Work order:
Here the requirement is to repeat every record exactly, in full.

Data records:
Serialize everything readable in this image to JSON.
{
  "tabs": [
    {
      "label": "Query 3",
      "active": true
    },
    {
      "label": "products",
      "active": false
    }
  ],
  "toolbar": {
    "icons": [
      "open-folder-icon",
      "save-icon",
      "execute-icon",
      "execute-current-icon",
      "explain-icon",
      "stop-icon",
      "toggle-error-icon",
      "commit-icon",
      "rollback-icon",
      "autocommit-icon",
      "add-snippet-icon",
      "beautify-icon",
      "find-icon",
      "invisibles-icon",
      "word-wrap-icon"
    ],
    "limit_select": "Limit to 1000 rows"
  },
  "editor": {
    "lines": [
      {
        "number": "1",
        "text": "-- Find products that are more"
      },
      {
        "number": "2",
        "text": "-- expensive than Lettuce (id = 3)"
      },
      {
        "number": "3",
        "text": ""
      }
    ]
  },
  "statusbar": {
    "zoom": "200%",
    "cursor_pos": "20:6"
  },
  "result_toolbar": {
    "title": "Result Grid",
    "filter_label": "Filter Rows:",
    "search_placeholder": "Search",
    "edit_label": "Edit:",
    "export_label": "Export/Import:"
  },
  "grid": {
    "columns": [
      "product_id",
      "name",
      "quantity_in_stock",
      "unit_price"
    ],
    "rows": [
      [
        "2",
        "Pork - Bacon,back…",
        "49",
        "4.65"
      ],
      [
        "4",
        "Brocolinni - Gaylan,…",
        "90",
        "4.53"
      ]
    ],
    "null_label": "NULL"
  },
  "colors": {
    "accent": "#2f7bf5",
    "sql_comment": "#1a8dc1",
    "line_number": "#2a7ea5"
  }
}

Written response:
Serialize everything readable in this image to JSON.
{
  "tabs": [
    {
      "label": "Query 3",
      "active": true
    },
    {
      "label": "products",
      "active": false
    }
  ],
  "toolbar": {
    "icons": [
      "open-folder-icon",
      "save-icon",
      "execute-icon",
      "execute-current-icon",
      "explain-icon",
      "stop-icon",
      "toggle-error-icon",
      "commit-icon",
      "rollback-icon",
      "autocommit-icon",
      "add-snippet-icon",
      "beautify-icon",
      "find-icon",
      "invisibles-icon",
      "word-wrap-icon"
    ],
    "limit_select": "Limit to 1000 rows"
  },
  "editor": {
    "lines": [
      {
        "number": "1",
        "text": "-- Find products that are more"
      },
      {
        "number": "2",
        "text": "-- expensive than Lettuce (id = 3)"
      },
      {
        "number": "3",
        "text": ""
      }
    ]
  },
  "statusbar": {
    "zoom": "200%",
    "cursor_pos": "20:6"
  },
  "result_toolbar": {
    "title": "Result Grid",
    "filter_label": "Filter Rows:",
    "search_placeholder": "Search",
    "edit_label": "Edit:",
    "export_label": "Export/Import:"
  },
  "grid": {
    "columns": [
      "product_id",
      "name",
      "quantity_in_stock",
      "unit_price"
    ],
    "rows": [
      [
        "2",
        "Pork - Bacon,back…",
        "49",
        "4.65"
      ],
      [
        "4",
        "Brocolinni - Gaylan,…",
        "90",
        "4.53"
      ]
    ],
    "null_label": "NULL"
  },
  "colors": {
    "accent": "#2f7bf5",
    "sql_comment": "#1a8dc1",
    "line_number": "#2a7ea5"
  }
}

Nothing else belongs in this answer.